By Leslie Ralph, A Year of Happy
“Good for you. It’s okay to be selfish sometimes,” a well-meaning family member tells me any time I make a decision that isn’t 100% kid-oriented. Like that time I took a nap when I was sick.
Have you ever heard that one?
If you’re anything like me, doing said self-care activity might have been hard to do. Because life. (And the mom guilt.)
Is it meant to be encouraging? Probably. Does it actually feel encouraging? That’s where it really misses the mark for me. Because what it also kind of sounds like is, “Hey, you’re doing something kind of selfish but that’s okay as long as it’s only sometimes.” (Which reinforces the whole guilt thing.)
Selfish means doing something with no regard for others. I don’t know about you, but that doesn’t sound like any mother I know. I mean, isn’t that why we feel the mom guilt in the first place?
I also can’t help but wonder what it means when I need alone time every day or when I feel a little lighter getting out of the house by myself more than sometimes. Is that beyond the “okay” limit of selfishness? (And is that really selfish anyway?)
My tendency to put way too much weight on what others think and say aside, we can do better. Like maybe saying, “Look at me and listen. Taking care of yourself is NOT selfish, but it IS 100% necessary,” instead.
That’s right, I said it. Self-care isn’t bad. It isn’t wrong. It isn’t indulgent. And it sure isn’t selfish.
I’m no superwoman, and that means that sometimes I’m not that great to be around. Like when I’m hungry, or extra sleep deprived, or have been running in a thousand different directions all day and can’t answer one more question.
I need to take a minute to breathe.
I need to talk to friends.
I need time outside of the house that involves no kids and no work.
I need to dance to Katy Perry in my pajamas. (Just sometimes.)
We all want need something that is just for us, and that doesn’t make us selfish. It makes us human.
I truly believe that taking care of yourself makes you a better parent/spouse/person. Why? These are the things that help you decompress and take a fresh perspective. These things remind you that you have an identity outside of Mom or whatever they call you at work. (I don’t really want to be “Dr. Ralph” on the weekends, you know what I mean?)
I’m not saying that now we all jet off for a luxury weekend alone every week or stop buying the kids food so that we can have the next designer handbag.
What I am suggesting is that we stop labeling something that is 100% necessary for any human to function (somewhat) normally as selfish – even if it is “okay sometimes.” Because it is ALWAYS okay to take good care of yourself so that you have it in you to read Big Bird Goes to China one more time.
When self-care stops being something-kind-of-bad-that’s-sometimes-okay, it becomes something that you actually plan for and do all the time (if only for 5 minutes).

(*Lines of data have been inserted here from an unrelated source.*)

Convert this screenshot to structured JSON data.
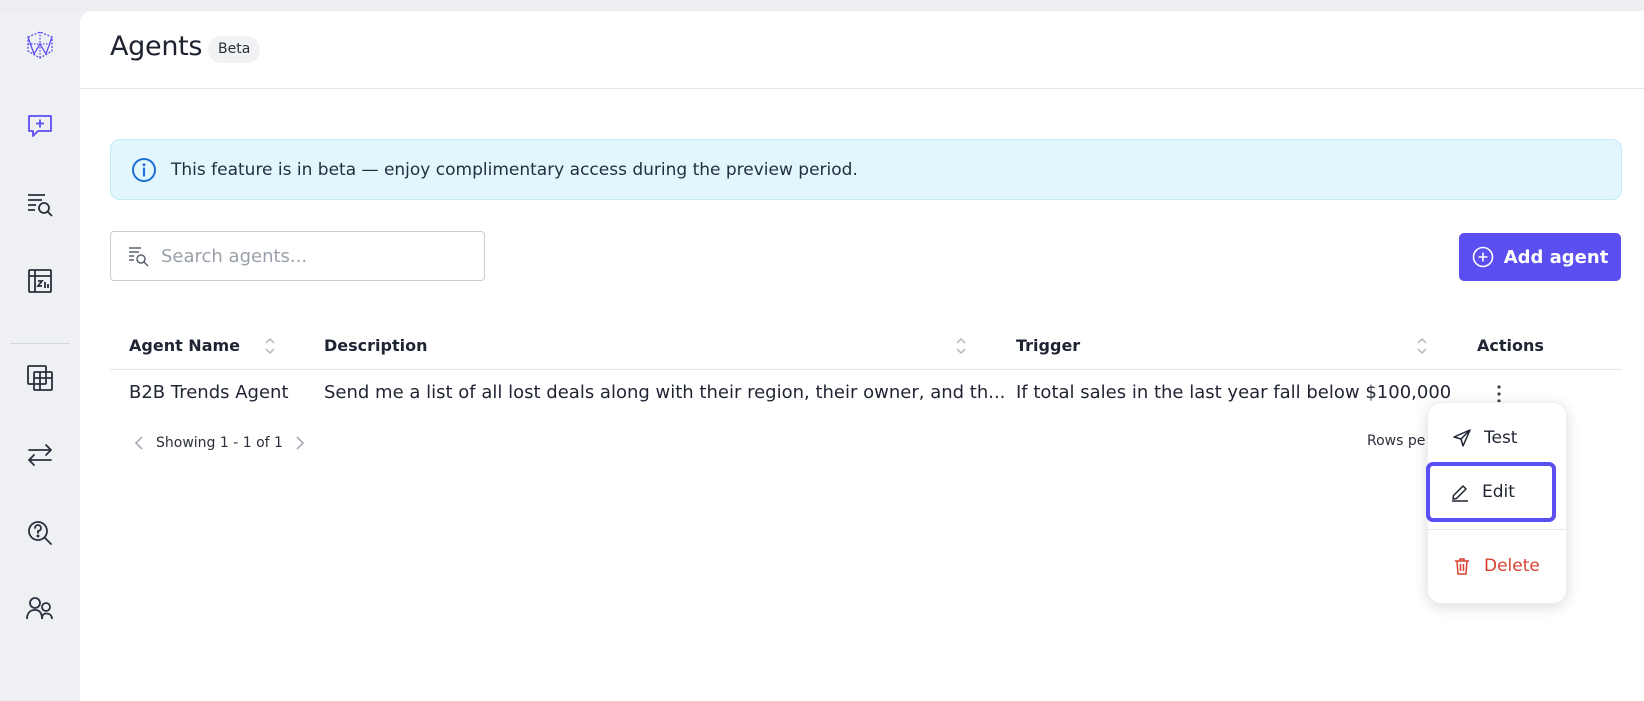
{
  "sidebar": {
    "items": [
      {
        "name": "logo",
        "icon": "network-logo-icon"
      },
      {
        "name": "new-chat",
        "icon": "chat-plus-icon"
      },
      {
        "name": "search-list",
        "icon": "list-search-icon"
      },
      {
        "name": "reports",
        "icon": "chart-table-icon"
      },
      {
        "name": "tables",
        "icon": "stacked-tables-icon"
      },
      {
        "name": "transfers",
        "icon": "arrows-swap-icon"
      },
      {
        "name": "help-search",
        "icon": "question-search-icon"
      },
      {
        "name": "users",
        "icon": "users-icon"
      }
    ]
  },
  "header": {
    "title": "Agents",
    "badge": "Beta"
  },
  "banner": {
    "text": "This feature is in beta — enjoy complimentary access during the preview period."
  },
  "search": {
    "placeholder": "Search agents...",
    "value": ""
  },
  "toolbar": {
    "add_label": "Add agent"
  },
  "table": {
    "columns": [
      "Agent Name",
      "Description",
      "Trigger",
      "Actions"
    ],
    "rows": [
      {
        "name": "B2B Trends Agent",
        "description": "Send me a list of all lost deals along with their region, their owner, and th...",
        "trigger": "If total sales in the last year fall below $100,000"
      }
    ]
  },
  "pagination": {
    "showing": "Showing 1 - 1 of 1",
    "rows_per_page": "Rows pe"
  },
  "menu": {
    "test_label": "Test",
    "edit_label": "Edit",
    "delete_label": "Delete"
  },
  "colors": {
    "accent": "#5b4ff2",
    "banner_bg": "#e1f6fd",
    "danger": "#d9412f"
  }
}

This brings us to how. What can I say? I like to be practical.
First, you need to know what you need. (Yes, need)
Grab a sheet of paper.

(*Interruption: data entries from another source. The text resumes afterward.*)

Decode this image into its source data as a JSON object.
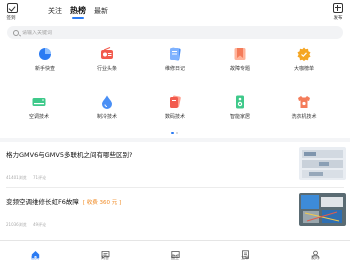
{
  "header": {
    "checkin_label": "签到",
    "tabs": [
      {
        "label": "关注",
        "active": false
      },
      {
        "label": "热榜",
        "active": true
      },
      {
        "label": "最新",
        "active": false
      }
    ],
    "publish_label": "发布"
  },
  "search": {
    "placeholder": "请输入关键词"
  },
  "categories": [
    {
      "label": "新手快查",
      "icon": "pie-chart-icon",
      "color": "#2b7bf3"
    },
    {
      "label": "行业头条",
      "icon": "radio-icon",
      "color": "#f25b4e"
    },
    {
      "label": "维修日记",
      "icon": "notebook-icon",
      "color": "#4a8ff5"
    },
    {
      "label": "故障专题",
      "icon": "bookmark-icon",
      "color": "#f47c5a"
    },
    {
      "label": "大咖榜单",
      "icon": "badge-icon",
      "color": "#f5a623"
    },
    {
      "label": "空调技术",
      "icon": "air-conditioner-icon",
      "color": "#3ec98a"
    },
    {
      "label": "制冷技术",
      "icon": "water-drop-icon",
      "color": "#4a8ff5"
    },
    {
      "label": "数码技术",
      "icon": "cards-icon",
      "color": "#f25b4e"
    },
    {
      "label": "智能家居",
      "icon": "speaker-icon",
      "color": "#3ec98a"
    },
    {
      "label": "洗衣机技术",
      "icon": "washing-machine-icon",
      "color": "#f47c5a"
    }
  ],
  "articles": [
    {
      "title": "格力GMV6与GMV5多联机之间有哪些区别?",
      "reward": "",
      "views": "41401浏览",
      "comments": "71评论"
    },
    {
      "title": "变频空调维修长虹F6故障",
      "reward": "[ 收费 360 元 ]",
      "views": "21036浏览",
      "comments": "49评论"
    }
  ],
  "bottom_nav": [
    {
      "label": "首页",
      "icon": "home-icon",
      "active": true
    },
    {
      "label": "问答",
      "icon": "chat-icon",
      "active": false
    },
    {
      "label": "圈主",
      "icon": "mail-icon",
      "active": false
    },
    {
      "label": "工单",
      "icon": "document-icon",
      "active": false
    },
    {
      "label": "我的",
      "icon": "user-icon",
      "active": false
    }
  ],
  "colors": {
    "accent": "#2b7bf3",
    "reward": "#f08a24"
  }
}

Write it out in big caps: I NEED TO _________________________.
Then think of all the things that make you feel like yourself. Is it running? Kickboxing? A huge cup of coffee? Beyoncé sing-alongs?
Write down as many as you can. No filtering.
Now that it’s on paper and official, schedule at least 3 of these needs for some time in the next week. Even 5 minutes here and there can make a huge difference.
Having trouble finding the time? Try these troubleshooting tips:
If you work, make your lunch break your no work time. Protect it ruthlessly.
Steal time from something else. A few sun salutations may do a lot more good for your spirit than checking Pinterest (again).
Involve your kids. Painting and making sand castles are good for you, too.
Multi-task where it makes sense. There’s no reason you can’t practice Tae Bo while you’re waiting for your coffee to percolate.
Use naptimes for yourself. They are a gift to you, so savor them.
Communicate your needs to your partner and create a system that works for both of you.
Get a babysitter for an hour (or more). Even if all you need to do is put on a facial mask and call up an old friend.
Okay. The needs are named and scheduled. All that is left now is to show up for yourself. Treat your needs as priorities, too.
Still not sure? Try it out for a week and see what happens.
You might just find yourself telling a friend, “Look at me and listen: self-care isn’t selfish. You NEED to take care of yourself.”
Leslie Ralph shows moms how to bust those superwoman myths and bring back the balance and joy with her signature blend of joyful projects, happiness tips, and delicious meditations at A Year of Happy [http://www.ayearofhappy.com]. To get you started, she’s whipped up a 2-minute revitalizing meditation for you to enjoy on the house at http://www.ayearofhappy.com/revitalize.